Of course, you might be thinking, “There’s no way I would fall for that!” Although some phishing campaigns use half-baked, disguised, deceptive pages to lure victims, Group-IB claims that the technology in its report, called “browser in browser,” uses legitimate-looking windows that seem indistinguishable from their original method. his peers.
What is a “browser in a browser” phishing attack?
Steam uses a popup for user authentication – not a new tab. As such, hackers take advantage of this by taking offline victims to interact with a popup that mimics Steam’s user interface, but it is of course a trap.
How can they get victims to click on these phony fake popups to start with? Well, many cybercriminals masquerade as League of Legends, DOTA 2, PUBG or Counter-Strike gamers and ask users to join their team. They also offer discount esports tickets, ask users to vote for their favorite teams, and more.
Once a user clicks a button on the “bait web page,” as Group-IB calls it, it fires a data entry form that simulates a legitimate Steam window. It even has an additional Steam Guard window for two-factor authentication (and a fake SSL certificate lock icon).
“Unlike traditional phishing resources, which open phishing web pages in a new tab (or redirect users to them), this type of resource opens a fake browser window in the same tab to convince users that it is legitimate,” Group-IB said. .
Some scam Steam windows go so far as to warn users that they are linking their account to an outside company, adding an extra layer of fake legitimacy to the phishing scheme.
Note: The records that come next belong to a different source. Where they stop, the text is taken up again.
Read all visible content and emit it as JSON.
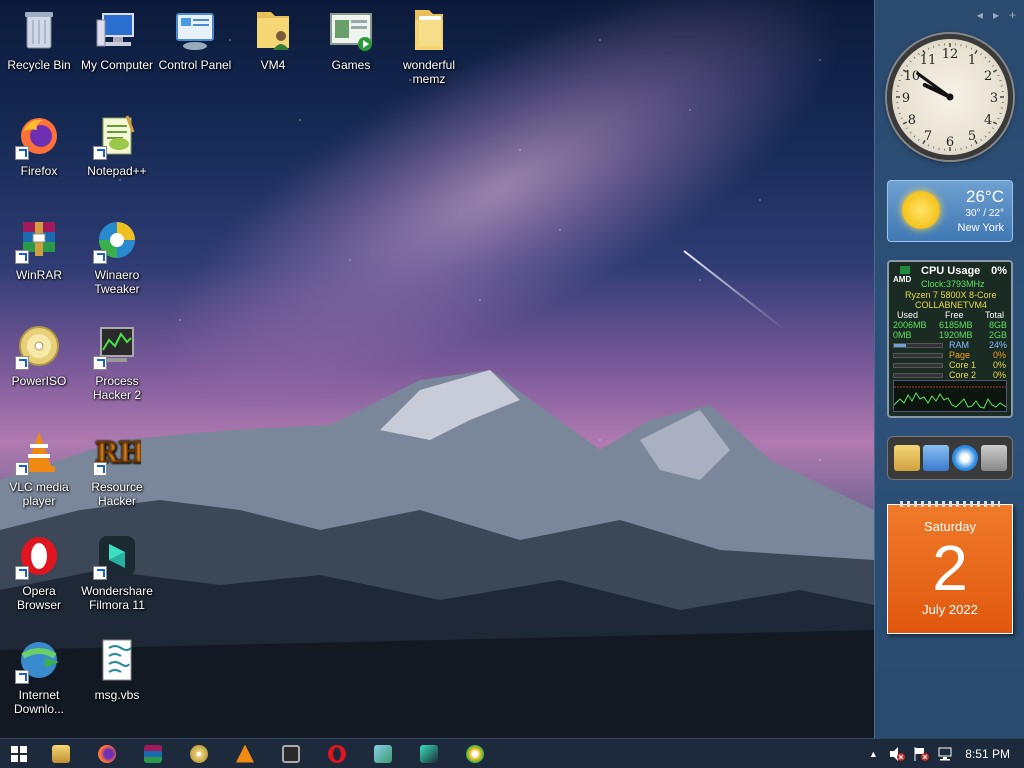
{
  "desktop": {
    "icons": [
      {
        "label": "Recycle Bin",
        "icon": "recycle-bin-icon"
      },
      {
        "label": "My Computer",
        "icon": "computer-icon"
      },
      {
        "label": "Control Panel",
        "icon": "control-panel-icon"
      },
      {
        "label": "VM4",
        "icon": "user-folder-icon"
      },
      {
        "label": "Games",
        "icon": "games-folder-icon"
      },
      {
        "label": "wonderful memz",
        "icon": "folder-icon"
      },
      {
        "label": "Firefox",
        "icon": "firefox-icon"
      },
      {
        "label": "Notepad++",
        "icon": "notepadpp-icon"
      },
      {
        "label": "WinRAR",
        "icon": "winrar-icon"
      },
      {
        "label": "Winaero Tweaker",
        "icon": "winaero-icon"
      },
      {
        "label": "PowerISO",
        "icon": "poweriso-icon"
      },
      {
        "label": "Process Hacker 2",
        "icon": "process-hacker-icon"
      },
      {
        "label": "VLC media player",
        "icon": "vlc-icon"
      },
      {
        "label": "Resource Hacker",
        "icon": "resource-hacker-icon"
      },
      {
        "label": "Opera Browser",
        "icon": "opera-icon"
      },
      {
        "label": "Wondershare Filmora 11",
        "icon": "filmora-icon"
      },
      {
        "label": "Internet Downlo...",
        "icon": "idm-icon"
      },
      {
        "label": "msg.vbs",
        "icon": "script-file-icon"
      }
    ]
  },
  "sidebar": {
    "controls": {
      "prev": "◂",
      "next": "▸",
      "add": "+"
    },
    "clock": {
      "hour": 9,
      "minute": 51,
      "numerals": [
        "12",
        "1",
        "2",
        "3",
        "4",
        "5",
        "6",
        "7",
        "8",
        "9",
        "10",
        "11"
      ]
    },
    "weather": {
      "temp": "26°C",
      "range": "30° / 22°",
      "city": "New York"
    },
    "cpu": {
      "title": "CPU Usage",
      "percent": "0%",
      "brand": "AMD",
      "clock": "Clock:3793MHz",
      "model": "Ryzen 7 5800X 8-Core",
      "host": "COLLABNETVM4",
      "headers": {
        "used": "Used",
        "free": "Free",
        "total": "Total"
      },
      "mem_row": {
        "used": "2006MB",
        "free": "6185MB",
        "total": "8GB"
      },
      "swap_row": {
        "used": "0MB",
        "free": "1920MB",
        "total": "2GB"
      },
      "ram": {
        "label": "RAM",
        "value": "24%",
        "level": 0.24
      },
      "page": {
        "label": "Page",
        "value": "0%"
      },
      "core1": {
        "label": "Core 1",
        "value": "0%"
      },
      "core2": {
        "label": "Core 2",
        "value": "0%"
      }
    },
    "calendar": {
      "day": "Saturday",
      "date": "2",
      "month": "July 2022"
    }
  },
  "taskbar": {
    "apps": [
      "file-explorer-icon",
      "firefox-icon",
      "winrar-icon",
      "poweriso-icon",
      "vlc-icon",
      "process-hacker-icon",
      "opera-icon",
      "resource-hacker-icon",
      "filmora-icon",
      "winaero-icon"
    ],
    "tray": {
      "chevron": "▲",
      "time": "8:51 PM"
    }
  }
}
Oh yeah, those cybercriminals are who – which sneaky. Group-IB said this phishing scheme is only available to select groups. Hacking teams that have access to this phishing group offer phishing services for hire. In other words, cybercriminals are selling access to Steam accounts, and Group IB has reported that some of the pro-player accounts are valued at around $300,000.
How to protect yourself
Group-IB offered a checklist in its report to help Steam users detect a phishing attack in their browser.
1. Check if a new window opens in the taskbar. If not, then the browser window is fake.
2. Try resizing the window. If the window is fake, you will not be able to resize it.
3. Minimize windows. If the window is fake, the Minimize button will close it.
4. Click the SSL Certificate Lock icon. If it is fake, nothing will happen.
5. The address bar in fake windows is not working.
Avoiding this phishing attack is fairly easy. Always be skeptical about unknown users asking you to join their team or make other requests. If the message includes that you clicked on the URL, your suspicions should be heightened. No matter how legitimate or authentic a web page is, refrain from entering your Steam credentials, especially if the link was obtained from a complete stranger.